> [Task material]:

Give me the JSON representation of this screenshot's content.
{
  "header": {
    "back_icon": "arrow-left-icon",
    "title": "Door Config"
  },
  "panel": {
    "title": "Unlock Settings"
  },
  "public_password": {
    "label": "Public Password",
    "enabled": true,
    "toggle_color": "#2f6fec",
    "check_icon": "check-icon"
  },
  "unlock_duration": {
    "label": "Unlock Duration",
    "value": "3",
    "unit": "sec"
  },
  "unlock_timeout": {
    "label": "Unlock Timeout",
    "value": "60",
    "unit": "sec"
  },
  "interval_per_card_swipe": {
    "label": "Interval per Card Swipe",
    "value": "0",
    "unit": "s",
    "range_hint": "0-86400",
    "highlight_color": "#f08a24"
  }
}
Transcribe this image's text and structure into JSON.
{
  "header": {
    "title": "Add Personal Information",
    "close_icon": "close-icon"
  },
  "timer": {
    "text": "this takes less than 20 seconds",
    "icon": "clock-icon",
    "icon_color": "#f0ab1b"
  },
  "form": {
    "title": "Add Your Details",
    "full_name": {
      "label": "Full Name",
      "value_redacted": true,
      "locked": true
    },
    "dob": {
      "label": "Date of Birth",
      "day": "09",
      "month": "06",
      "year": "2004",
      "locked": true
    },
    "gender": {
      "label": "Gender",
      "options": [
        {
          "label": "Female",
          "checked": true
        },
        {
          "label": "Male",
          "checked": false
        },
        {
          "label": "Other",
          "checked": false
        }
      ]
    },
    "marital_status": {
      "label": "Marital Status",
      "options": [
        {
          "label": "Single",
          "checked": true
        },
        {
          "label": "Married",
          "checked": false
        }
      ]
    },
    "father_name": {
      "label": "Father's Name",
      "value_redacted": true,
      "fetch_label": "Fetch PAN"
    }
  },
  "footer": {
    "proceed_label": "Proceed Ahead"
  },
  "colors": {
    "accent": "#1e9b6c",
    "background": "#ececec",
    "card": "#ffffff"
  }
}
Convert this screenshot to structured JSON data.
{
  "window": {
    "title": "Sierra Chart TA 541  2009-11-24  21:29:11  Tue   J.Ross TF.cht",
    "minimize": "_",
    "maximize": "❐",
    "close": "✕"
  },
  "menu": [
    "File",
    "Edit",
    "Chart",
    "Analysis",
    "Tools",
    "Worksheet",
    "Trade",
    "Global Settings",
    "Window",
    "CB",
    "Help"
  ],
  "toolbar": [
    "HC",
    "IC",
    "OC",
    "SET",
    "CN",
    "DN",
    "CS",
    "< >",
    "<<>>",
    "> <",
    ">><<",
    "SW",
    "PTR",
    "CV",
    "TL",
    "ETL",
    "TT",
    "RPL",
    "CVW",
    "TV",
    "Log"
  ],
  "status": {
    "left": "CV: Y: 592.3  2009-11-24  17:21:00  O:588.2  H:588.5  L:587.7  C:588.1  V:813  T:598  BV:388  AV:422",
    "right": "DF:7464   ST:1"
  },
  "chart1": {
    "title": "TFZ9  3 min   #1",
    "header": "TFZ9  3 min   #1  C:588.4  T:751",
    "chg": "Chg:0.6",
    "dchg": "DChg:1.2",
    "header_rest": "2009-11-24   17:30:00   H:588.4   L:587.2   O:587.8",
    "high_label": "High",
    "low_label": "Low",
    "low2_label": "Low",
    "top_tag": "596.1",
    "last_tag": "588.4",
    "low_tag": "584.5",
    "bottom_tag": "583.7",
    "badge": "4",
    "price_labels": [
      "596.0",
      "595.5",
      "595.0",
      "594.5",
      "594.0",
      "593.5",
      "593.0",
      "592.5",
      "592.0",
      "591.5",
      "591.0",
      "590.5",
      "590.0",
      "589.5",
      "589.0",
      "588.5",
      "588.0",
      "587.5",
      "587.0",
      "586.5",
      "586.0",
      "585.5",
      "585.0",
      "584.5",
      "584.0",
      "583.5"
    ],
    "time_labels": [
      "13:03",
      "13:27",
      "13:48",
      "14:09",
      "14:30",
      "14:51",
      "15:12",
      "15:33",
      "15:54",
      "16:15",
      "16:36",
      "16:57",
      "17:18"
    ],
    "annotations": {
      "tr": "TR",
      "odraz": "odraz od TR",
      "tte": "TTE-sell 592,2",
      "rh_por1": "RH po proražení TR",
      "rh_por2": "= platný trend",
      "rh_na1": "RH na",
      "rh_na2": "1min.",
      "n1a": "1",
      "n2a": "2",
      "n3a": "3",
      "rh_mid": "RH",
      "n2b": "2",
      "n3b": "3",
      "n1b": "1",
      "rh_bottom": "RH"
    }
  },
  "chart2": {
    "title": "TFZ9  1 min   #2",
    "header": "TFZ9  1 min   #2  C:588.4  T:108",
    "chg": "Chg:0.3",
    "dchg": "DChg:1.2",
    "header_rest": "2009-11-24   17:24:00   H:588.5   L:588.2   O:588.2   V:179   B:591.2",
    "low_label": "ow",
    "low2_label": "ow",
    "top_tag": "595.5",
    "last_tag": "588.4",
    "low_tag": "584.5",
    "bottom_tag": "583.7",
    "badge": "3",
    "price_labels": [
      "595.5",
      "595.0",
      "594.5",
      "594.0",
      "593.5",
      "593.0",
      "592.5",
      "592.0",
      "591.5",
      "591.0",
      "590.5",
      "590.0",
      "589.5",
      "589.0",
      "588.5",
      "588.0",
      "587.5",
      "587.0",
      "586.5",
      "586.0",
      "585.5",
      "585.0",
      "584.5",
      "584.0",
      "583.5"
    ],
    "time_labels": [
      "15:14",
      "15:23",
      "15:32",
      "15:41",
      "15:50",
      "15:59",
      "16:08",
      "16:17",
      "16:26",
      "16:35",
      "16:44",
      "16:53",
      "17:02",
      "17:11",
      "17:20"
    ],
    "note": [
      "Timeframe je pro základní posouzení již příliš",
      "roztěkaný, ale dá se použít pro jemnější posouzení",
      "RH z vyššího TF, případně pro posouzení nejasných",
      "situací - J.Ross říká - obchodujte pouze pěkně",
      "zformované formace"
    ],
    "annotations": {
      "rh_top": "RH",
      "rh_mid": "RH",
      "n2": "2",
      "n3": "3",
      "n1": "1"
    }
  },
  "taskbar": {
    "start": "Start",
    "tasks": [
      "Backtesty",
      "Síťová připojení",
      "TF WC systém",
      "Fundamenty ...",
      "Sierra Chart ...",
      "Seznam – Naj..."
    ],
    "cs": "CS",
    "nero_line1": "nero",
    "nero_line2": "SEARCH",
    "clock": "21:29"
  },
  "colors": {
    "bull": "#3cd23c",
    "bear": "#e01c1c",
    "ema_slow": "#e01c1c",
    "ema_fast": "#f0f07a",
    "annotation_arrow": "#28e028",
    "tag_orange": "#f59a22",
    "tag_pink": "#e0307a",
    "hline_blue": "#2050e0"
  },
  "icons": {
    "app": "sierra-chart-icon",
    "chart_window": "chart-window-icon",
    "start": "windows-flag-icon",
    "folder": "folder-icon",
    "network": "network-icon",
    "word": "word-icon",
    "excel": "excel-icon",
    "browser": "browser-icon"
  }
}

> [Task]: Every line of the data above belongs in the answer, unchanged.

> [Expected answer]:
Give me the JSON representation of this screenshot's content.
{
  "header": {
    "back_icon": "arrow-left-icon",
    "title": "Door Config"
  },
  "panel": {
    "title": "Unlock Settings"
  },
  "public_password": {
    "label": "Public Password",
    "enabled": true,
    "toggle_color": "#2f6fec",
    "check_icon": "check-icon"
  },
  "unlock_duration": {
    "label": "Unlock Duration",
    "value": "3",
    "unit": "sec"
  },
  "unlock_timeout": {
    "label": "Unlock Timeout",
    "value": "60",
    "unit": "sec"
  },
  "interval_per_card_swipe": {
    "label": "Interval per Card Swipe",
    "value": "0",
    "unit": "s",
    "range_hint": "0-86400",
    "highlight_color": "#f08a24"
  }
}
Transcribe this image's text and structure into JSON.
{
  "header": {
    "title": "Add Personal Information",
    "close_icon": "close-icon"
  },
  "timer": {
    "text": "this takes less than 20 seconds",
    "icon": "clock-icon",
    "icon_color": "#f0ab1b"
  },
  "form": {
    "title": "Add Your Details",
    "full_name": {
      "label": "Full Name",
      "value_redacted": true,
      "locked": true
    },
    "dob": {
      "label": "Date of Birth",
      "day": "09",
      "month": "06",
      "year": "2004",
      "locked": true
    },
    "gender": {
      "label": "Gender",
      "options": [
        {
          "label": "Female",
          "checked": true
        },
        {
          "label": "Male",
          "checked": false
        },
        {
          "label": "Other",
          "checked": false
        }
      ]
    },
    "marital_status": {
      "label": "Marital Status",
      "options": [
        {
          "label": "Single",
          "checked": true
        },
        {
          "label": "Married",
          "checked": false
        }
      ]
    },
    "father_name": {
      "label": "Father's Name",
      "value_redacted": true,
      "fetch_label": "Fetch PAN"
    }
  },
  "footer": {
    "proceed_label": "Proceed Ahead"
  },
  "colors": {
    "accent": "#1e9b6c",
    "background": "#ececec",
    "card": "#ffffff"
  }
}
Convert this screenshot to structured JSON data.
{
  "window": {
    "title": "Sierra Chart TA 541  2009-11-24  21:29:11  Tue   J.Ross TF.cht",
    "minimize": "_",
    "maximize": "❐",
    "close": "✕"
  },
  "menu": [
    "File",
    "Edit",
    "Chart",
    "Analysis",
    "Tools",
    "Worksheet",
    "Trade",
    "Global Settings",
    "Window",
    "CB",
    "Help"
  ],
  "toolbar": [
    "HC",
    "IC",
    "OC",
    "SET",
    "CN",
    "DN",
    "CS",
    "< >",
    "<<>>",
    "> <",
    ">><<",
    "SW",
    "PTR",
    "CV",
    "TL",
    "ETL",
    "TT",
    "RPL",
    "CVW",
    "TV",
    "Log"
  ],
  "status": {
    "left": "CV: Y: 592.3  2009-11-24  17:21:00  O:588.2  H:588.5  L:587.7  C:588.1  V:813  T:598  BV:388  AV:422",
    "right": "DF:7464   ST:1"
  },
  "chart1": {
    "title": "TFZ9  3 min   #1",
    "header": "TFZ9  3 min   #1  C:588.4  T:751",
    "chg": "Chg:0.6",
    "dchg": "DChg:1.2",
    "header_rest": "2009-11-24   17:30:00   H:588.4   L:587.2   O:587.8",
    "high_label": "High",
    "low_label": "Low",
    "low2_label": "Low",
    "top_tag": "596.1",
    "last_tag": "588.4",
    "low_tag": "584.5",
    "bottom_tag": "583.7",
    "badge": "4",
    "price_labels": [
      "596.0",
      "595.5",
      "595.0",
      "594.5",
      "594.0",
      "593.5",
      "593.0",
      "592.5",
      "592.0",
      "591.5",
      "591.0",
      "590.5",
      "590.0",
      "589.5",
      "589.0",
      "588.5",
      "588.0",
      "587.5",
      "587.0",
      "586.5",
      "586.0",
      "585.5",
      "585.0",
      "584.5",
      "584.0",
      "583.5"
    ],
    "time_labels": [
      "13:03",
      "13:27",
      "13:48",
      "14:09",
      "14:30",
      "14:51",
      "15:12",
      "15:33",
      "15:54",
      "16:15",
      "16:36",
      "16:57",
      "17:18"
    ],
    "annotations": {
      "tr": "TR",
      "odraz": "odraz od TR",
      "tte": "TTE-sell 592,2",
      "rh_por1": "RH po proražení TR",
      "rh_por2": "= platný trend",
      "rh_na1": "RH na",
      "rh_na2": "1min.",
      "n1a": "1",
      "n2a": "2",
      "n3a": "3",
      "rh_mid": "RH",
      "n2b": "2",
      "n3b": "3",
      "n1b": "1",
      "rh_bottom": "RH"
    }
  },
  "chart2": {
    "title": "TFZ9  1 min   #2",
    "header": "TFZ9  1 min   #2  C:588.4  T:108",
    "chg": "Chg:0.3",
    "dchg": "DChg:1.2",
    "header_rest": "2009-11-24   17:24:00   H:588.5   L:588.2   O:588.2   V:179   B:591.2",
    "low_label": "ow",
    "low2_label": "ow",
    "top_tag": "595.5",
    "last_tag": "588.4",
    "low_tag": "584.5",
    "bottom_tag": "583.7",
    "badge": "3",
    "price_labels": [
      "595.5",
      "595.0",
      "594.5",
      "594.0",
      "593.5",
      "593.0",
      "592.5",
      "592.0",
      "591.5",
      "591.0",
      "590.5",
      "590.0",
      "589.5",
      "589.0",
      "588.5",
      "588.0",
      "587.5",
      "587.0",
      "586.5",
      "586.0",
      "585.5",
      "585.0",
      "584.5",
      "584.0",
      "583.5"
    ],
    "time_labels": [
      "15:14",
      "15:23",
      "15:32",
      "15:41",
      "15:50",
      "15:59",
      "16:08",
      "16:17",
      "16:26",
      "16:35",
      "16:44",
      "16:53",
      "17:02",
      "17:11",
      "17:20"
    ],
    "note": [
      "Timeframe je pro základní posouzení již příliš",
      "roztěkaný, ale dá se použít pro jemnější posouzení",
      "RH z vyššího TF, případně pro posouzení nejasných",
      "situací - J.Ross říká - obchodujte pouze pěkně",
      "zformované formace"
    ],
    "annotations": {
      "rh_top": "RH",
      "rh_mid": "RH",
      "n2": "2",
      "n3": "3",
      "n1": "1"
    }
  },
  "taskbar": {
    "start": "Start",
    "tasks": [
      "Backtesty",
      "Síťová připojení",
      "TF WC systém",
      "Fundamenty ...",
      "Sierra Chart ...",
      "Seznam – Naj..."
    ],
    "cs": "CS",
    "nero_line1": "nero",
    "nero_line2": "SEARCH",
    "clock": "21:29"
  },
  "colors": {
    "bull": "#3cd23c",
    "bear": "#e01c1c",
    "ema_slow": "#e01c1c",
    "ema_fast": "#f0f07a",
    "annotation_arrow": "#28e028",
    "tag_orange": "#f59a22",
    "tag_pink": "#e0307a",
    "hline_blue": "#2050e0"
  },
  "icons": {
    "app": "sierra-chart-icon",
    "chart_window": "chart-window-icon",
    "start": "windows-flag-icon",
    "folder": "folder-icon",
    "network": "network-icon",
    "word": "word-icon",
    "excel": "excel-icon",
    "browser": "browser-icon"
  }
}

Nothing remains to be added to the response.